Bishop Belo, while recognizing the courage and the effectiveness of the international intervention, draws attention to its unfinished work: the unemployment rate that hovers around 80 percent, the insecurity of the population, its fear. East Timor suffers from a rate of infant mortality among the highest in the world. Many houses are still in ruins. A war in favor of the rule of law and of equity in relations among peoples is not won with the proclamation of a new constitution, but only with the true functioning of institutions, of law, of the equity and security of a people. Independence should mean the capacity of a people to take in hand its own destiny.

If there is one of the characteristics of traditional wars that must also be applied to the war against terrorism, it is the affirmation of John Paul II: “War is a road without return.” Just as armed conflict has its logic, also the war in favor of the rule of law has its own logic that must be followed to the end. The less great social injustices and inequalities are confronted, the more one runs the risk of reinforcing the climate of insecurity that has contributed, and that will contribute, to fomenting the terrorism that the war should eliminate.

In these reflections of mine, I have utilized often the term “rule of law.” But the Christian - and I am certain that the representatives of the other faiths will be able to find similar sentiments in their own traditions - cannot be satisfied with this. The Christian is called to favor “the rule of love,” what Paul VI called the “civilization of love.”
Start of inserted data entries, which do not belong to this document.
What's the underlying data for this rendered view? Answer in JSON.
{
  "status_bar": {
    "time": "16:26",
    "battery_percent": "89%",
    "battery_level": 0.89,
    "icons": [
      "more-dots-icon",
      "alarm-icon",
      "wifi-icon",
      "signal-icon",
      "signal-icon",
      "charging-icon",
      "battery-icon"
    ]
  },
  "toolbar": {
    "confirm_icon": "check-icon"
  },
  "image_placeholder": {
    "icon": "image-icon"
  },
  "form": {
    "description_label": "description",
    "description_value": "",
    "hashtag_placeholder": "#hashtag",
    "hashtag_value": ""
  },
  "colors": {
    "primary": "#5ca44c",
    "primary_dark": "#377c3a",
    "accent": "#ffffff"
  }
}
Evidently such a vision is difficult to comprehend for those who prepare war or who place their trust in realpolitik. The exponents of realpolitik will be tempted to label any politics of values, in fact, as something dangerous. But the struggle against terrorism, if it does want to limit itself simply to the elimination of certain personalities held to be dangerous, becomes by virtue of its nature a struggle for values, a struggle in favor of coexistence among peoples. Such a struggle requires that we look at the other, and above all at the poor, not as a potential enemy, a potential illegal immigrant, or a potential terrorist, but as a brother who has the same right as I do to realize his own capacities received from God.

Paul VI affirmed that “development is the new name of peace.” The war against terrorism will carry us towards peace only to the extent it sustains a new vision of human development and of solidarity.

A war for the rule of law will not be able to take as its point of departure the safeguarding of one’s own interests, much less one’s own privilege, as something non-negotiable. One example is the commercial protectionism practiced by the same countries that propose the free market as one of the future fruits of the war against terrorism. The war against terrorism will not be won with the imposition of our positions, much less with the imposition of our men in arms, but only to the extent sustainable communities are created that promote the fundamental values of human coexistence. Coexistence requires also respect for difference. A pluralistic world will not be built by a coalition of only the “like-minded.”

The great weapon of the war against terrorism will have to be that of trust and respect towards other people, and the will to assist them to realize their capacity to guide their own destiny. The war against terrorism will not be won with some “quick fix” that resolves tensions for the moment, disregarding a sustainable future for all.

The war against terrorism is a new form of war. I am not certain, however, if all the combatants understand the extent to which it is a new form of war. If they do not face the problems with coherence and in depth, such a war will produce a yet more serious conflict of civilizations. If, however, it is conducted all the way to the end as a war in favor of the rule of law and a vision of the unity of the human family, it will promote a dialogue among civilizations that leads to an enduring peace. The response is yet to be seen.

National Catholic Reporter, Posted September 18, 2002